The Lowy Institute’s Lydia Khalil gave us a guide in these pages to UK Prime Minister Rishi Sunak’s two-day artificial intelligence summit, hosted by the United Kingdom this month at the appropriately historic Bletchley Park.
The United Kingdom should have some regulatory clout: it has a top-tier position in frontier AI research, and still has a promising ecosystem of AI-related companies and research and some leading think tanks. But since the European Union published its proposed AI Act in April of 2021, the United Kingdom has found itself in a land betwixt and between, of repeated ambitious-sounding declarations, undermined by limited delivery on AI governance.
Broader factors contribute to the United Kingdom’s difficult position. The UK government does not want to align itself with the European Union, and has proved unable, unsurprisingly, to shape EU norms. It is not seen as a relevant partner by the United States: President Joe Biden effectively pre-empted the summit by signing a President’s Executive Order on AI with significant detail and some specific actions only a couple of days before. Together, the United States and the European Union constitute two “like-minded blocks”, which are investing heavily in having a regulatory ecosystem compatible across the Atlantic. The United Kingdom appears to play no real role in these efforts.
To make things worse, UK relevance in the East is dwindling. Traditional close ally and active AI policymaker Singapore is exploring its own path in cooperation with the Organisation for Economic Cooperation and Development and the European Union, while paying limited (if any) attention to what is coming from London. Any UK regulatory vision for AI is irrelevant in other regional powerhouses: Japan, South Korea, China.
Australia is almost alone in still paying some deference to London’s views. The Ministry for Industry and Science’s paper on Safe and responsible AI in Australia describes the UK’s AI governance initiatives in some detail: as much as Canada (which has been far more active in regulatory terms). Even so, Australian discussions have dedicated far more attention to developments in the European Union and the United States.
Within this geopolitical context, the Bletchley Park Summit was a potential breakthrough move, designed to give the United Kingdom momentum, and a seat at the global table. Some of the reporting led people to believe it worked – but the impression does not hold up to deeper scrutiny.
First, the optics. Many important commercial and government players were in the room. Having US Commerce Secretary Gina Raimondo taking to the stage alongside China's Vice Minister of Science Wu Zhaohui was a good omen. But even this is hardly new. Global, high-level discussions and even mutual agreement had already occurred at the UN level, with a November 2021 UNESCO “Recommendation on the Ethics of Artificial Intelligence” adopted by all 193 Member States. More was needed than high-level expressions of goodwill to make the summit a success.
The more high-profile of the two documents released following the summit was The Bletchley Declaration signed by the 27 states (including China) plus the European Union. This document is, at best, a rather jumbled collection of commonplace platitudes about AI. The only “commitment” is that states “resolve to work together in an inclusive manner to ensure human-centric, trustworthy and responsible AI that is safe, and supports the good of all”, and even then the declaration merely points repeatedly to existing international initiatives to achieve this goal. This is no advance on what we already have in the UNESCO Recommendation or OECD Ethical AI Principles. No new global mechanisms or anything concrete is added to the rather fractured global picture on AI governance.

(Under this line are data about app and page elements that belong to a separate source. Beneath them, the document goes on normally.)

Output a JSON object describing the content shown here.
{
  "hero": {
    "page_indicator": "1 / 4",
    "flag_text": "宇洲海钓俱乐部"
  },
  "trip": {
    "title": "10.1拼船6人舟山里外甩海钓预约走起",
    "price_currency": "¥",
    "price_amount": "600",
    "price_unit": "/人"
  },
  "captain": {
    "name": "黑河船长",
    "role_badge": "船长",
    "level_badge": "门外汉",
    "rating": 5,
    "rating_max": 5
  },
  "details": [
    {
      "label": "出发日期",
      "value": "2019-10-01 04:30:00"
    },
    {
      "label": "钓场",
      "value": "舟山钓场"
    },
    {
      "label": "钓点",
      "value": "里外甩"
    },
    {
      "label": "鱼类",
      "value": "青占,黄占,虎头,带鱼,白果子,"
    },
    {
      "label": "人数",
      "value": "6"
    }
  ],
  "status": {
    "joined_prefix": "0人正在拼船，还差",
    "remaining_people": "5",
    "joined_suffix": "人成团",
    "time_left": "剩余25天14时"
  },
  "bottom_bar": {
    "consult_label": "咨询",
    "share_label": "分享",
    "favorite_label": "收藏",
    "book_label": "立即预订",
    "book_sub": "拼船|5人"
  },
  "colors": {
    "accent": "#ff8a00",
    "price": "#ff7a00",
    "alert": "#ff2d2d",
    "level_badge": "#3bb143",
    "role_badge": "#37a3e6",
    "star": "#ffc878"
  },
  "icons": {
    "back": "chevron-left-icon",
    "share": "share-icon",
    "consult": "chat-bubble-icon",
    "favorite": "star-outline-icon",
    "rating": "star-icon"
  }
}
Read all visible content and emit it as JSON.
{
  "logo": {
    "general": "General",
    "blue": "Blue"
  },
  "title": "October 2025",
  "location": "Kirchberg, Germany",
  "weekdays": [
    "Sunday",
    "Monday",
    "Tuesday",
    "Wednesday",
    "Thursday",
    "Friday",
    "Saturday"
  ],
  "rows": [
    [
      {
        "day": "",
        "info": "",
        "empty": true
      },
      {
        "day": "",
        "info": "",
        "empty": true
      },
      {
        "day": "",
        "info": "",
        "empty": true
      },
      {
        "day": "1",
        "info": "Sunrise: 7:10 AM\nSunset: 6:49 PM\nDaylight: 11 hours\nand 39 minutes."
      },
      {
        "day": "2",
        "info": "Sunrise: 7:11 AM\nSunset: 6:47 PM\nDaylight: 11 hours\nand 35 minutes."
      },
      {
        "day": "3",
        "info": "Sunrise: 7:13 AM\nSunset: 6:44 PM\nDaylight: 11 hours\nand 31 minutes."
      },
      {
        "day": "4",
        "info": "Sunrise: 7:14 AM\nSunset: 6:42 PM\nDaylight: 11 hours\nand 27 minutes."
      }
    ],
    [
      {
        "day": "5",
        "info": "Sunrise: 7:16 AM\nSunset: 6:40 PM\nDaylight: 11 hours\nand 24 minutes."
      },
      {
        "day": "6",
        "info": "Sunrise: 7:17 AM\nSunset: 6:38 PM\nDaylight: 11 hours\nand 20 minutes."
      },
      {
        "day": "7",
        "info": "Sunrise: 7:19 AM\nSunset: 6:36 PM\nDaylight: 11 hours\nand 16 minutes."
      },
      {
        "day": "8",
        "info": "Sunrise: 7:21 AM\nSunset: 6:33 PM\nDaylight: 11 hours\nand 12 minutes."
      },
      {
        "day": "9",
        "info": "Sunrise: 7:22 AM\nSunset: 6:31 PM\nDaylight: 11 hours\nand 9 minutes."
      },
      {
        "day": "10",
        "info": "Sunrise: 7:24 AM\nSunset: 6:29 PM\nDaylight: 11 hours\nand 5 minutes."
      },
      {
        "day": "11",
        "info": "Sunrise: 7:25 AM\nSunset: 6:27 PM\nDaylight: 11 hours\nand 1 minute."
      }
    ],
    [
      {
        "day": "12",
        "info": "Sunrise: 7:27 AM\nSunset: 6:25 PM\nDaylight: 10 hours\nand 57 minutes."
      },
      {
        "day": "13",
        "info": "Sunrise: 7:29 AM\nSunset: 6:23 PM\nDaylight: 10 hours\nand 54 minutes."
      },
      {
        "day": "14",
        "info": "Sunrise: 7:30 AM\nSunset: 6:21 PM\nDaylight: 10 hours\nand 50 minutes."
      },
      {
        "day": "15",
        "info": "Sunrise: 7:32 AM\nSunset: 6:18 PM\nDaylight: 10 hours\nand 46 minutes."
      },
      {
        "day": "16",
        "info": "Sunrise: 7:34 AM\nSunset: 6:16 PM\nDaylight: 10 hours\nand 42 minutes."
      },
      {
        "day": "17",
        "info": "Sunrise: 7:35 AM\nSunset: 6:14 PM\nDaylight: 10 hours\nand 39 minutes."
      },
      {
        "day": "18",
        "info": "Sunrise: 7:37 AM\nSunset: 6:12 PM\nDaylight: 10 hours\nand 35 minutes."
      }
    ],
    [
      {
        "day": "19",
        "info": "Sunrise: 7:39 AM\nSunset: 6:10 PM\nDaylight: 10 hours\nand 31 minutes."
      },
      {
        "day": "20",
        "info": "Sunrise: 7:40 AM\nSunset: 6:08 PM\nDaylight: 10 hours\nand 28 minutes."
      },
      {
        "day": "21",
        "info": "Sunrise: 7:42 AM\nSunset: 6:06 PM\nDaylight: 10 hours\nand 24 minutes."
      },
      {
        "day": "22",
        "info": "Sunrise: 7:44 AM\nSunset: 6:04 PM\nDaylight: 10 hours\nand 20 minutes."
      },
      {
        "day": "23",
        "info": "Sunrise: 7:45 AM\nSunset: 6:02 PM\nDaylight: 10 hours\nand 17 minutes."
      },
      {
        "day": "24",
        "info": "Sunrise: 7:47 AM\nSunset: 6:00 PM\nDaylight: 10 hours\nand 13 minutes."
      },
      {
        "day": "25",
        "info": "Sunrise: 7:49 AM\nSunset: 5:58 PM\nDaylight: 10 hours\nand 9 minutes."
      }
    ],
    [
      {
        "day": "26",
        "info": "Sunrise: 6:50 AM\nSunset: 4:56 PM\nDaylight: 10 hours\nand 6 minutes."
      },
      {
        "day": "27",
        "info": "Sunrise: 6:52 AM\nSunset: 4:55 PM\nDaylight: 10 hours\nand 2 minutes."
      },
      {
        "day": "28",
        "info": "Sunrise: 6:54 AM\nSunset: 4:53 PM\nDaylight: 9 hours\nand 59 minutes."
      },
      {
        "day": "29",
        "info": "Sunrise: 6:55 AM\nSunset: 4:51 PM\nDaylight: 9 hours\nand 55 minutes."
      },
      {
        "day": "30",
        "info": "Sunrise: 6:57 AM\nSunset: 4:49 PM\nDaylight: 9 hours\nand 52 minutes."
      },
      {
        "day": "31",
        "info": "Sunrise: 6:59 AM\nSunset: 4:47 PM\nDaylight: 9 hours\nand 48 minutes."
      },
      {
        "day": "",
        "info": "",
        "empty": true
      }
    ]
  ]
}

The second document is the “landmark” deal on AI testing agreed by a subgroup of attendees: Australia, Canada, France, Germany, Italy, Japan, Korea, Singapore, the United States, the United Kingdom and the European Union. This is an agreement to cooperate on testing leading companies’ AI models. This could have more substance than the Declaration. Public statements from the big AI firms accept the need to give deeper access to public sector AI safety institutes and researchers to test safety aspects of their most advanced frontier models. Biden’s Executive Order outlines active steps in the United States in that direction; this statement may be a move to internationalise that activity.
While detail is yet to be provided, it seems that Sunak’s plan is to develop with the United States an institute specific for this purpose, based in the United Kingdom. That would offer the United Kingdom a win for its relationship with the United States. The real test will be to make this happen in an operational timeframe, and secure genuine cooperation from the companies.
For now, we can expect more direct regulatory and governance consequences from the US Executive Order, or the European Union with the legislative package for AI. Longer term, genuine cooperation on testing would be something. Here too, however, the question will remain: how global will such efforts be – and what about China and the Chinese companies?